2. Gather traditional holiday recipes from family members and create a family holiday cookbook. Then, teach younger family members how to make their favorite dishes. Involve them — don't just show them how.
3. Visit www.elfyourself.com, plug in your family members' photos and create free comical photos and videos of yourselves as elves. Simple, silly and very entertaining!
4. Visit a Christmas tree farm. The scent of the pines, crisp cool air and hot chocolate or cider will make for a memorable experience. Bring home a tree, a wreath or simply some greenery for decorating around the house.
5. On Christmas Eve, help young family members track Santa's progress online by visiting www.noradsanta.org. You can monitor Santa's progress across the world in six languages.
6. Plan a family volunteering project that involves all ages. Work at a homeless shelter, serve a holiday meal, collect toys or warm winter blankets and coats, or a holiday gift basket for a needy family.
7. Remember Christmas caroling? Revive the tradition! Head out as a group into your neighborhood and spread some holiday cheer.

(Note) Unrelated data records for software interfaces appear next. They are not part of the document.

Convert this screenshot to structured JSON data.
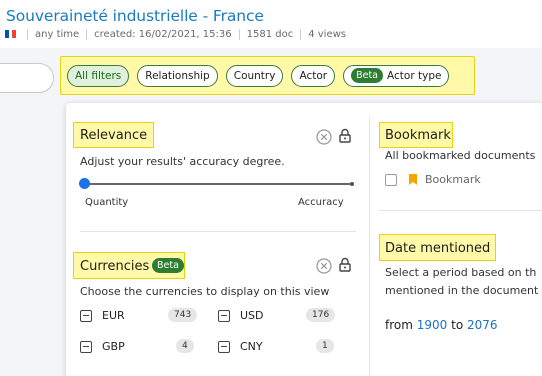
{
  "header": {
    "title": "Souveraineté industrielle - France",
    "meta": [
      "any time",
      "created: 16/02/2021, 15:36",
      "1581 doc",
      "4 views"
    ]
  },
  "filters": {
    "chips": [
      {
        "label": "All filters",
        "active": true
      },
      {
        "label": "Relationship"
      },
      {
        "label": "Country"
      },
      {
        "label": "Actor"
      },
      {
        "label": "Actor type",
        "badge": "Beta"
      }
    ]
  },
  "relevance": {
    "title": "Relevance",
    "description": "Adjust your results' accuracy degree.",
    "left_label": "Quantity",
    "right_label": "Accuracy",
    "slider_value": 0
  },
  "currencies": {
    "title": "Currencies",
    "badge": "Beta",
    "description": "Choose the currencies to display on this view",
    "items": [
      {
        "code": "EUR",
        "count": "743"
      },
      {
        "code": "USD",
        "count": "176"
      },
      {
        "code": "GBP",
        "count": "4"
      },
      {
        "code": "CNY",
        "count": "1"
      }
    ]
  },
  "bookmark": {
    "title": "Bookmark",
    "description": "All bookmarked documents",
    "option": "Bookmark"
  },
  "date_mentioned": {
    "title": "Date mentioned",
    "description_line1": "Select a period based on th",
    "description_line2": "mentioned in the document",
    "from_label": "from",
    "from_value": "1900",
    "to_label": "to",
    "to_value": "2076"
  },
  "colors": {
    "title_blue": "#1a7bbd",
    "highlight": "#fff9a8",
    "beta_green": "#2e7d32",
    "slider_blue": "#1a73e8",
    "bookmark_orange": "#f5a400"
  }
}
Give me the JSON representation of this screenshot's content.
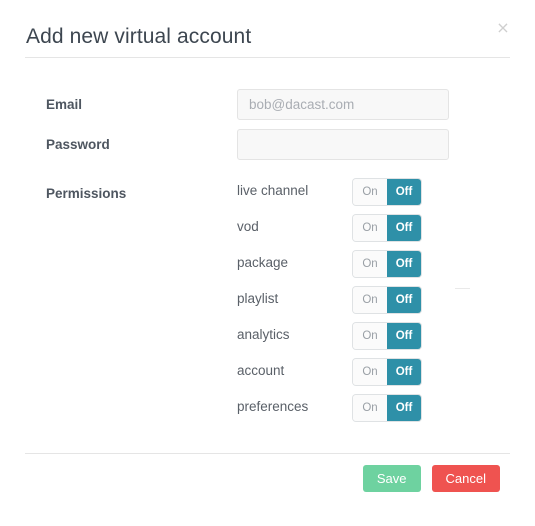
{
  "dialog": {
    "title": "Add new virtual account",
    "close_icon": "close-icon",
    "close_glyph": "×"
  },
  "form": {
    "email": {
      "label": "Email",
      "placeholder": "bob@dacast.com",
      "value": ""
    },
    "password": {
      "label": "Password",
      "placeholder": "",
      "value": ""
    },
    "permissions": {
      "label": "Permissions",
      "on_label": "On",
      "off_label": "Off",
      "items": [
        {
          "name": "live channel",
          "state": "Off"
        },
        {
          "name": "vod",
          "state": "Off"
        },
        {
          "name": "package",
          "state": "Off"
        },
        {
          "name": "playlist",
          "state": "Off"
        },
        {
          "name": "analytics",
          "state": "Off"
        },
        {
          "name": "account",
          "state": "Off"
        },
        {
          "name": "preferences",
          "state": "Off"
        }
      ]
    }
  },
  "footer": {
    "save_label": "Save",
    "cancel_label": "Cancel"
  },
  "colors": {
    "toggle_active": "#2e90a8",
    "toggle_inactive_bg": "#fbfbfb",
    "save_button": "#6ed2a0",
    "cancel_button": "#ef5350",
    "title_text": "#3d4650",
    "label_text": "#4e5660",
    "divider": "#e5e5e5",
    "input_bg": "#f8f8f8"
  }
}
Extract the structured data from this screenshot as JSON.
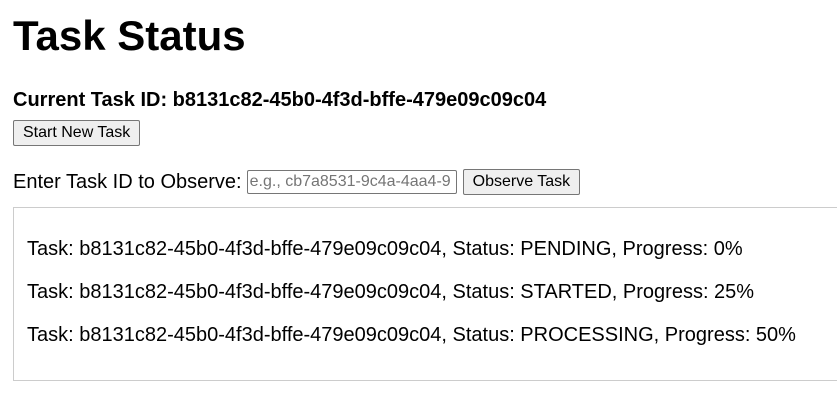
{
  "page": {
    "title": "Task Status"
  },
  "current_task": {
    "label": "Current Task ID: b8131c82-45b0-4f3d-bffe-479e09c09c04"
  },
  "actions": {
    "start_new_task_label": "Start New Task",
    "observe_label": "Enter Task ID to Observe:",
    "observe_placeholder": "e.g., cb7a8531-9c4a-4aa4-9",
    "observe_input_value": "",
    "observe_button_label": "Observe Task"
  },
  "log": {
    "entries": [
      "Task: b8131c82-45b0-4f3d-bffe-479e09c09c04, Status: PENDING, Progress: 0%",
      "Task: b8131c82-45b0-4f3d-bffe-479e09c09c04, Status: STARTED, Progress: 25%",
      "Task: b8131c82-45b0-4f3d-bffe-479e09c09c04, Status: PROCESSING, Progress: 50%"
    ]
  }
}
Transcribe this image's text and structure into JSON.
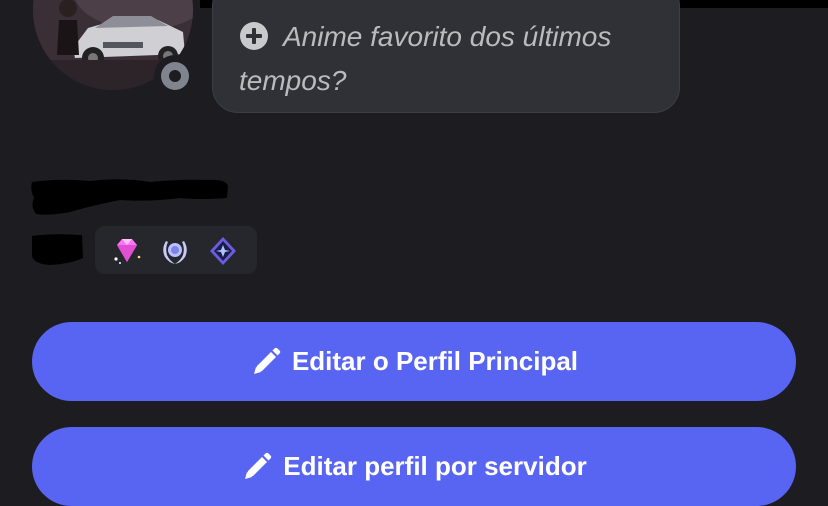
{
  "profile": {
    "avatar_icon": "user-avatar-car-photo",
    "status": "offline",
    "status_icon": "offline-status-icon"
  },
  "note": {
    "icon": "plus-circle-icon",
    "placeholder": "Anime favorito dos últimos tempos?"
  },
  "badges": [
    {
      "icon": "nitro-gem-icon"
    },
    {
      "icon": "laurel-badge-icon"
    },
    {
      "icon": "hypesquad-star-icon"
    }
  ],
  "actions": {
    "edit_main_profile": "Editar o Perfil Principal",
    "edit_server_profile": "Editar perfil por servidor"
  },
  "colors": {
    "background": "#1d1d21",
    "bubble": "#303136",
    "accent": "#5865f2",
    "status_offline": "#7f848e"
  }
}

8. Eat dessert first. The holidays are the perfect time to try some silliness. Why not? The kids will love it and the grown-ups will feel like kids again.
9. Have a holiday pajama party. All generations can don holiday pj's, make popcorn and watch a holiday movie together. Have a prize for the craziest pajamas!
10. Make present shopping easier by visiting www.Elfster.com or www.SecretSanta.com to set up a family gift exchange, if your family has grown too large to give a gift to everyone. You can also post wish lists or learn about the newest trends in gifts this season.